**How to complete this task**
An exact copy of the listing is what is needed here; write it out in full.

**Data listing**
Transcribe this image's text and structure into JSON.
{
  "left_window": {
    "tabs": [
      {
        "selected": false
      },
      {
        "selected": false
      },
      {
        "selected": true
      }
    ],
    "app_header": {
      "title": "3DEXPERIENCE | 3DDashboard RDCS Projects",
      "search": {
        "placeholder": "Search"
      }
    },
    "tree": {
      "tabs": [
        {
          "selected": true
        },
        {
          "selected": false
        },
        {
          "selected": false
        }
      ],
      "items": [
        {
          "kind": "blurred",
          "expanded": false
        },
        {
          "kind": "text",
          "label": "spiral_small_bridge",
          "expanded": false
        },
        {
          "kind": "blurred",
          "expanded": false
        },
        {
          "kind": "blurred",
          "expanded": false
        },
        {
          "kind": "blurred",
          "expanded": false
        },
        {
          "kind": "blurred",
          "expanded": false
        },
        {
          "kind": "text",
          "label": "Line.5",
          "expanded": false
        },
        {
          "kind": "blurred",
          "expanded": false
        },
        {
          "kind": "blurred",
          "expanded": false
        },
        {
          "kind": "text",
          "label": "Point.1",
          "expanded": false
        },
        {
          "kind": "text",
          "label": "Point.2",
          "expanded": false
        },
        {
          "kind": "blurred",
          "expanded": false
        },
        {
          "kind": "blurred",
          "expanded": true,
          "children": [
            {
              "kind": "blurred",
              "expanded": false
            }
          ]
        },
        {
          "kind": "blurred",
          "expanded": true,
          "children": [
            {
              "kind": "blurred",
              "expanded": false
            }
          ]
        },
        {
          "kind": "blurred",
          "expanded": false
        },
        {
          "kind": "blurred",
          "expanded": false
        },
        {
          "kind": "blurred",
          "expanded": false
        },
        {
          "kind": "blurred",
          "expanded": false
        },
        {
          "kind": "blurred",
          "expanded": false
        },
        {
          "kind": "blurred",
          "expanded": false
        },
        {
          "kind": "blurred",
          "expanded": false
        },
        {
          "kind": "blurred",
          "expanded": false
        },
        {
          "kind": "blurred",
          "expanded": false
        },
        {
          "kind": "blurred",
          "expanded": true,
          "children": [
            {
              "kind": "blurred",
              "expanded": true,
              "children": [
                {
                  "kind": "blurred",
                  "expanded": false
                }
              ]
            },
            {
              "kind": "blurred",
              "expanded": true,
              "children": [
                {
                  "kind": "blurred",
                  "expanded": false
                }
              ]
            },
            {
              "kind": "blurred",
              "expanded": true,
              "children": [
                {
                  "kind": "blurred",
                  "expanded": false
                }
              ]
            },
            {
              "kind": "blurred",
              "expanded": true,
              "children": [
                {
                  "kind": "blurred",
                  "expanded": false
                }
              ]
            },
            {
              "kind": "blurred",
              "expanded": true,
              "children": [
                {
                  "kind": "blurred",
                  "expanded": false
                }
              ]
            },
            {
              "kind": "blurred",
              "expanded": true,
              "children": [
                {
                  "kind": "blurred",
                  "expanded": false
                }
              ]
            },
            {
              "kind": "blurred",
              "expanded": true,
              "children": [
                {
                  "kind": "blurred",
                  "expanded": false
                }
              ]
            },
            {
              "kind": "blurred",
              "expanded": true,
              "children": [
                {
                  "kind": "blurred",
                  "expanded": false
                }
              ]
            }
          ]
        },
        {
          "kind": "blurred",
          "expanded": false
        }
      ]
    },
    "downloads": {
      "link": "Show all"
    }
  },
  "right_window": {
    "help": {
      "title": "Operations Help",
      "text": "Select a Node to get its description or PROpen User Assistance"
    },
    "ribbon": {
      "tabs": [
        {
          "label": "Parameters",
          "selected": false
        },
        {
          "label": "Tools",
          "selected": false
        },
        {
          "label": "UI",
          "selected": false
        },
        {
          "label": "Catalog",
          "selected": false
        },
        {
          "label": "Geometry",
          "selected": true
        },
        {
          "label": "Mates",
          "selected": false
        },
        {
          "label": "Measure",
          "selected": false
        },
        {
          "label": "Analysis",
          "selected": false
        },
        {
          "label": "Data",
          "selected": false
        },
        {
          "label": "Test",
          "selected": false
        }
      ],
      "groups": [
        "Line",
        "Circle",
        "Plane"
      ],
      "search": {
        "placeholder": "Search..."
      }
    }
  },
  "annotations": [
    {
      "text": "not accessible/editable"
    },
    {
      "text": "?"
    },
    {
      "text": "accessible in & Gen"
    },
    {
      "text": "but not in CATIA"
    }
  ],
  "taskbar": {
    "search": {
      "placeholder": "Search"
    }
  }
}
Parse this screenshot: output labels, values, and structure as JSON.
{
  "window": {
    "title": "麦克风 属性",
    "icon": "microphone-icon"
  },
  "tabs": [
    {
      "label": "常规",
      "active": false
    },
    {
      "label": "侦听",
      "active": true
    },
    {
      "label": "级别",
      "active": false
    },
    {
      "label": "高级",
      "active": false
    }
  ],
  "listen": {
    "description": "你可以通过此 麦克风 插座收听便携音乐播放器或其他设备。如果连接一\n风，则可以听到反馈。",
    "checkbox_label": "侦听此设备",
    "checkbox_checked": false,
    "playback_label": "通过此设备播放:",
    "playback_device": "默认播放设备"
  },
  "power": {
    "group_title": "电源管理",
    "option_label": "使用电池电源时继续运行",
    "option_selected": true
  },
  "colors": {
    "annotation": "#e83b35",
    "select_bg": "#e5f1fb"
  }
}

**Solved problem**
Transcribe this image's text and structure into JSON.
{
  "left_window": {
    "tabs": [
      {
        "selected": false
      },
      {
        "selected": false
      },
      {
        "selected": true
      }
    ],
    "app_header": {
      "title": "3DEXPERIENCE | 3DDashboard RDCS Projects",
      "search": {
        "placeholder": "Search"
      }
    },
    "tree": {
      "tabs": [
        {
          "selected": true
        },
        {
          "selected": false
        },
        {
          "selected": false
        }
      ],
      "items": [
        {
          "kind": "blurred",
          "expanded": false
        },
        {
          "kind": "text",
          "label": "spiral_small_bridge",
          "expanded": false
        },
        {
          "kind": "blurred",
          "expanded": false
        },
        {
          "kind": "blurred",
          "expanded": false
        },
        {
          "kind": "blurred",
          "expanded": false
        },
        {
          "kind": "blurred",
          "expanded": false
        },
        {
          "kind": "text",
          "label": "Line.5",
          "expanded": false
        },
        {
          "kind": "blurred",
          "expanded": false
        },
        {
          "kind": "blurred",
          "expanded": false
        },
        {
          "kind": "text",
          "label": "Point.1",
          "expanded": false
        },
        {
          "kind": "text",
          "label": "Point.2",
          "expanded": false
        },
        {
          "kind": "blurred",
          "expanded": false
        },
        {
          "kind": "blurred",
          "expanded": true,
          "children": [
            {
              "kind": "blurred",
              "expanded": false
            }
          ]
        },
        {
          "kind": "blurred",
          "expanded": true,
          "children": [
            {
              "kind": "blurred",
              "expanded": false
            }
          ]
        },
        {
          "kind": "blurred",
          "expanded": false
        },
        {
          "kind": "blurred",
          "expanded": false
        },
        {
          "kind": "blurred",
          "expanded": false
        },
        {
          "kind": "blurred",
          "expanded": false
        },
        {
          "kind": "blurred",
          "expanded": false
        },
        {
          "kind": "blurred",
          "expanded": false
        },
        {
          "kind": "blurred",
          "expanded": false
        },
        {
          "kind": "blurred",
          "expanded": false
        },
        {
          "kind": "blurred",
          "expanded": false
        },
        {
          "kind": "blurred",
          "expanded": true,
          "children": [
            {
              "kind": "blurred",
              "expanded": true,
              "children": [
                {
                  "kind": "blurred",
                  "expanded": false
                }
              ]
            },
            {
              "kind": "blurred",
              "expanded": true,
              "children": [
                {
                  "kind": "blurred",
                  "expanded": false
                }
              ]
            },
            {
              "kind": "blurred",
              "expanded": true,
              "children": [
                {
                  "kind": "blurred",
                  "expanded": false
                }
              ]
            },
            {
              "kind": "blurred",
              "expanded": true,
              "children": [
                {
                  "kind": "blurred",
                  "expanded": false
                }
              ]
            },
            {
              "kind": "blurred",
              "expanded": true,
              "children": [
                {
                  "kind": "blurred",
                  "expanded": false
                }
              ]
            },
            {
              "kind": "blurred",
              "expanded": true,
              "children": [
                {
                  "kind": "blurred",
                  "expanded": false
                }
              ]
            },
            {
              "kind": "blurred",
              "expanded": true,
              "children": [
                {
                  "kind": "blurred",
                  "expanded": false
                }
              ]
            },
            {
              "kind": "blurred",
              "expanded": true,
              "children": [
                {
                  "kind": "blurred",
                  "expanded": false
                }
              ]
            }
          ]
        },
        {
          "kind": "blurred",
          "expanded": false
        }
      ]
    },
    "downloads": {
      "link": "Show all"
    }
  },
  "right_window": {
    "help": {
      "title": "Operations Help",
      "text": "Select a Node to get its description or PROpen User Assistance"
    },
    "ribbon": {
      "tabs": [
        {
          "label": "Parameters",
          "selected": false
        },
        {
          "label": "Tools",
          "selected": false
        },
        {
          "label": "UI",
          "selected": false
        },
        {
          "label": "Catalog",
          "selected": false
        },
        {
          "label": "Geometry",
          "selected": true
        },
        {
          "label": "Mates",
          "selected": false
        },
        {
          "label": "Measure",
          "selected": false
        },
        {
          "label": "Analysis",
          "selected": false
        },
        {
          "label": "Data",
          "selected": false
        },
        {
          "label": "Test",
          "selected": false
        }
      ],
      "groups": [
        "Line",
        "Circle",
        "Plane"
      ],
      "search": {
        "placeholder": "Search..."
      }
    }
  },
  "annotations": [
    {
      "text": "not accessible/editable"
    },
    {
      "text": "?"
    },
    {
      "text": "accessible in & Gen"
    },
    {
      "text": "but not in CATIA"
    }
  ],
  "taskbar": {
    "search": {
      "placeholder": "Search"
    }
  }
}
Parse this screenshot: output labels, values, and structure as JSON.
{
  "window": {
    "title": "麦克风 属性",
    "icon": "microphone-icon"
  },
  "tabs": [
    {
      "label": "常规",
      "active": false
    },
    {
      "label": "侦听",
      "active": true
    },
    {
      "label": "级别",
      "active": false
    },
    {
      "label": "高级",
      "active": false
    }
  ],
  "listen": {
    "description": "你可以通过此 麦克风 插座收听便携音乐播放器或其他设备。如果连接一\n风，则可以听到反馈。",
    "checkbox_label": "侦听此设备",
    "checkbox_checked": false,
    "playback_label": "通过此设备播放:",
    "playback_device": "默认播放设备"
  },
  "power": {
    "group_title": "电源管理",
    "option_label": "使用电池电源时继续运行",
    "option_selected": true
  },
  "colors": {
    "annotation": "#e83b35",
    "select_bg": "#e5f1fb"
  }
}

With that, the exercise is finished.